• **AIM OF THE TASK**
Work through the entries that follow and state how many lines contain the word "name". Only the number is wanted.
Start of DATASET CONTENT
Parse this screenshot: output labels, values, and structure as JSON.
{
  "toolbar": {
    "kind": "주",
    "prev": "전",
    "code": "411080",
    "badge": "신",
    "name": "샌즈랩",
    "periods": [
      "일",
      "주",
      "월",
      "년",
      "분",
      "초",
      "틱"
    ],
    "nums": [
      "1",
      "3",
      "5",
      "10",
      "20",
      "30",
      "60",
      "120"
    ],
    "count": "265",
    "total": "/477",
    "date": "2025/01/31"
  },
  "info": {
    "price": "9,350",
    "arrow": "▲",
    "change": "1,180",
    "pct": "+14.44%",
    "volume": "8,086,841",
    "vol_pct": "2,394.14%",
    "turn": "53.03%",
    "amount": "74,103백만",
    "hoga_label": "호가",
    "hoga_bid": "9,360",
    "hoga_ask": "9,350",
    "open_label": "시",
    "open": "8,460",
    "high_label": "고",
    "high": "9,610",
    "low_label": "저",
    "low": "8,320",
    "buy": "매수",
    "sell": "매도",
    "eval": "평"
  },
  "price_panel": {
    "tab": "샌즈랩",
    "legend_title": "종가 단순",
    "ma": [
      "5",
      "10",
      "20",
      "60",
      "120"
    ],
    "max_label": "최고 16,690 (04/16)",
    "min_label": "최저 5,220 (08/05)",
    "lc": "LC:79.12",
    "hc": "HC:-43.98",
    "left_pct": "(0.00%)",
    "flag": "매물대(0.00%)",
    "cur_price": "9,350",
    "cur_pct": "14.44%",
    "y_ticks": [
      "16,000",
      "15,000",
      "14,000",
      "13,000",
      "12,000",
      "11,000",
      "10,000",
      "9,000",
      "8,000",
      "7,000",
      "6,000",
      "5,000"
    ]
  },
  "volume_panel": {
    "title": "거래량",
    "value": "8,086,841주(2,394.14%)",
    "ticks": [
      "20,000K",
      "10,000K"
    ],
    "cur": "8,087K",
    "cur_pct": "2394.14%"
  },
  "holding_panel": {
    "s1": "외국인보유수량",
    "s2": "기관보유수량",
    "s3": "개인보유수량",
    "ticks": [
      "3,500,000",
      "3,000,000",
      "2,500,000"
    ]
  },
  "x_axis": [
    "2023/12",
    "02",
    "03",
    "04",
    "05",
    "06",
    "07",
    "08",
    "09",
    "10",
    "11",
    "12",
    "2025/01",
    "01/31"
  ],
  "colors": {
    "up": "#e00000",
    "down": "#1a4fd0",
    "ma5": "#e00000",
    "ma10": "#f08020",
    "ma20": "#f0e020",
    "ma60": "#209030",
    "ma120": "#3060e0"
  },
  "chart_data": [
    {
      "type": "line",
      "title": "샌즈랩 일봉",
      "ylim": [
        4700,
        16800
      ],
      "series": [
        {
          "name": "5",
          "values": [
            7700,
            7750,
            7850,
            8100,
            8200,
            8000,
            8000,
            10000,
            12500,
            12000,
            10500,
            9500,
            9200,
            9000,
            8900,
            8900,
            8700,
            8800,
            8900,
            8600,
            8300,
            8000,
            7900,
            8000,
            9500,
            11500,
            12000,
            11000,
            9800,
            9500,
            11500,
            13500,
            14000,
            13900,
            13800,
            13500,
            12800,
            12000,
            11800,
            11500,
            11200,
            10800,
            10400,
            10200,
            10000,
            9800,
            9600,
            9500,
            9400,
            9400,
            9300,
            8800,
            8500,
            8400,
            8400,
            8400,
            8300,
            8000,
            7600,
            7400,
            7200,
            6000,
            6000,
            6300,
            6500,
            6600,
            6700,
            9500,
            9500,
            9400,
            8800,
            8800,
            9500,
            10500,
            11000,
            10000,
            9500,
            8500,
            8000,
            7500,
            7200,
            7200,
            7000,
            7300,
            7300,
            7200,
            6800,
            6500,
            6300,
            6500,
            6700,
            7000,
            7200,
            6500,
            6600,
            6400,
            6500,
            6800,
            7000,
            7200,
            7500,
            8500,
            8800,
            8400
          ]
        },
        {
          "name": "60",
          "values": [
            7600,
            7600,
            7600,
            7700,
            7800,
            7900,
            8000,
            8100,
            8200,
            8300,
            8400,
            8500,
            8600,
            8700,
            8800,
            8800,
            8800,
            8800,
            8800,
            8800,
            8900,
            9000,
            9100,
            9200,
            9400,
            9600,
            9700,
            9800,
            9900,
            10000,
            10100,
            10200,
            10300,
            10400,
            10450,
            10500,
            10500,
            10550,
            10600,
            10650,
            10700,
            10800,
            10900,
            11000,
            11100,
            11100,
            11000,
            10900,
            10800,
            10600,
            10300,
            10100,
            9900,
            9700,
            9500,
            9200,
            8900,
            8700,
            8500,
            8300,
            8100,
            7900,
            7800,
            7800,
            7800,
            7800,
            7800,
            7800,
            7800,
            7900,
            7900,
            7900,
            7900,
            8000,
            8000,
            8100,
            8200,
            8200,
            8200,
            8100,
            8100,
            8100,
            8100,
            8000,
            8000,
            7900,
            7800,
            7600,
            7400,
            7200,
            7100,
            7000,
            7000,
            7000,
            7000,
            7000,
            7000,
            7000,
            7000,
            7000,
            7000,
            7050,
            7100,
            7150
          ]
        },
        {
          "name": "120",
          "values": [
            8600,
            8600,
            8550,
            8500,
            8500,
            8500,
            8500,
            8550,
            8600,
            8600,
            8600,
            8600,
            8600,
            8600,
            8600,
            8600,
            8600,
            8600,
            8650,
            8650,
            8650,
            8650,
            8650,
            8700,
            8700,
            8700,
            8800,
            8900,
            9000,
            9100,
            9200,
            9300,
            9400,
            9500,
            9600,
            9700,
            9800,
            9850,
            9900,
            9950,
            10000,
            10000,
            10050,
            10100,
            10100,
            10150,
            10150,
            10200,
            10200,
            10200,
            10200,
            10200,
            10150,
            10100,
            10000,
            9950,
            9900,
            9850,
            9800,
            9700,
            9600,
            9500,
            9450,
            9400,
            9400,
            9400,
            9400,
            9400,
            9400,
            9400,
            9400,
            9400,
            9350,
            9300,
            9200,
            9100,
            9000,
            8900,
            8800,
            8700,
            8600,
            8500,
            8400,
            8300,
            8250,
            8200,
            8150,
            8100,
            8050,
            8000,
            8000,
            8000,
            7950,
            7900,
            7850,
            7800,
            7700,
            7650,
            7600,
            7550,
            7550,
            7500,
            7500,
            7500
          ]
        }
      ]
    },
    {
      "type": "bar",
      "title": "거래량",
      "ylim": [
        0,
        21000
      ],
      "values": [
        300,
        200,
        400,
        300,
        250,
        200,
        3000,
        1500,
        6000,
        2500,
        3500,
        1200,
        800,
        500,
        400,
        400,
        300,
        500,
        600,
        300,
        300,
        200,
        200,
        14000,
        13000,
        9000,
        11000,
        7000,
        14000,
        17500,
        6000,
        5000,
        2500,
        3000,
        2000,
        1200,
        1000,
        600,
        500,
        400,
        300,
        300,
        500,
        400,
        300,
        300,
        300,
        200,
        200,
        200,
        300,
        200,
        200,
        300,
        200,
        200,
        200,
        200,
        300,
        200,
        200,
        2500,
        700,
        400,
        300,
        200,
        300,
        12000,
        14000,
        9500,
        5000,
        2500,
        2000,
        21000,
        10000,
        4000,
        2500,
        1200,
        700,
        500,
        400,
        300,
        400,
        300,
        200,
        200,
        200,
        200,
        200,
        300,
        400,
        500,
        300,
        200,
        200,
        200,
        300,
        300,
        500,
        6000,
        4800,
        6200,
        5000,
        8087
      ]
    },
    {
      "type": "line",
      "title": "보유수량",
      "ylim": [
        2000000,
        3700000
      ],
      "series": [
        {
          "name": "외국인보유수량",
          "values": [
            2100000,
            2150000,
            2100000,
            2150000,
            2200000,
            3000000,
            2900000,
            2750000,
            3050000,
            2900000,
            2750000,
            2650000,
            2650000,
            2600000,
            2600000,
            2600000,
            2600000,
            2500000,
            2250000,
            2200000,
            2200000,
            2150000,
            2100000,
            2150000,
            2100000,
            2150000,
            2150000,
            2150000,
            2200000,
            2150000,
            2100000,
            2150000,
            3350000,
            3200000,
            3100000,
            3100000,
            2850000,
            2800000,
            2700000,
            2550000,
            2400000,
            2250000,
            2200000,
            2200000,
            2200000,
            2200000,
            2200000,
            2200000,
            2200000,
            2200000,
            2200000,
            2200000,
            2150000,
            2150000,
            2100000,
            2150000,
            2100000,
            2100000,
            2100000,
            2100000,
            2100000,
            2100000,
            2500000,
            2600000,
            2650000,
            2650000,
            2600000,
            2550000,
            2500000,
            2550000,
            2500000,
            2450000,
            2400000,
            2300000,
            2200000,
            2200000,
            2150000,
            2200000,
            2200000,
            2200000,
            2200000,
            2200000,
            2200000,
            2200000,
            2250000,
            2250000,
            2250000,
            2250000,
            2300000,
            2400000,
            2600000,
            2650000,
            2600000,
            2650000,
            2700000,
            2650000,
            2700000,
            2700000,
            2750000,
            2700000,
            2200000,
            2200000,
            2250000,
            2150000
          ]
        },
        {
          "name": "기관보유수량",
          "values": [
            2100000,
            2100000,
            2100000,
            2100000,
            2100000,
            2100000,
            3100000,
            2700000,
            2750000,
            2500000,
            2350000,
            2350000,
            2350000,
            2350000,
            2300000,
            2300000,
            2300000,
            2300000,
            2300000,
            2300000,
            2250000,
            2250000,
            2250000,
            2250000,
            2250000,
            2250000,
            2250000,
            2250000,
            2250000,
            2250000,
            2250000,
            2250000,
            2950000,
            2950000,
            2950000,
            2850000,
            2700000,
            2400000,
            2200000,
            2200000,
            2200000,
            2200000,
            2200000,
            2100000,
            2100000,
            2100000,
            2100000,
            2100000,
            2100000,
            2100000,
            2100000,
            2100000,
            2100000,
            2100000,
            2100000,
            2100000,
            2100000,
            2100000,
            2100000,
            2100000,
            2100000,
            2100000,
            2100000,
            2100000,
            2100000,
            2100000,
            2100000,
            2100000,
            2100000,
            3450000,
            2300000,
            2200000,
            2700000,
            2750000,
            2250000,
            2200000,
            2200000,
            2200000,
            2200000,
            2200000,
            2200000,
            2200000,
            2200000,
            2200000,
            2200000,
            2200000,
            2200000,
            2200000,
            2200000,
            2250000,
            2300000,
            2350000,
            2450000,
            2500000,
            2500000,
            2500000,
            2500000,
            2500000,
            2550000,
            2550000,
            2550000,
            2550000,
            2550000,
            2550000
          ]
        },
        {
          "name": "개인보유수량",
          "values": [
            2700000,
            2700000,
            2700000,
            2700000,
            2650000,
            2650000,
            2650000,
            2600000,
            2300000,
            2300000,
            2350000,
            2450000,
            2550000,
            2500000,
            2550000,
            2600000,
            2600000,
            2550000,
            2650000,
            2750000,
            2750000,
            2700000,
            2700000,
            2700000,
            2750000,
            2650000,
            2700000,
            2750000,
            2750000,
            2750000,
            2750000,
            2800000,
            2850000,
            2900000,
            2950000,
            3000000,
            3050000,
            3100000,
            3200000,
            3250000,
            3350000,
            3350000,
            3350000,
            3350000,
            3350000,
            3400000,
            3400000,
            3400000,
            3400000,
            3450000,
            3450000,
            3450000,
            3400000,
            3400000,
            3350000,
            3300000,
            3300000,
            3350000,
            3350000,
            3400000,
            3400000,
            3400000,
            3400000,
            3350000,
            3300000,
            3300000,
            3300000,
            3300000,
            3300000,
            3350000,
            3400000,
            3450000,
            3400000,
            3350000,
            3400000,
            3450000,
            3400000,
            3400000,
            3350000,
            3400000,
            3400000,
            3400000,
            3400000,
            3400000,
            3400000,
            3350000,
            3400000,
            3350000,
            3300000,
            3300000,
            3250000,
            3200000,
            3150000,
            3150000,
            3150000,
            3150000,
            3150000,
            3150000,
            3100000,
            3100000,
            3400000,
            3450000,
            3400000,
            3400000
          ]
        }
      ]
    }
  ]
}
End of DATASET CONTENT
• **REPLY TO THE EXERCISE**
7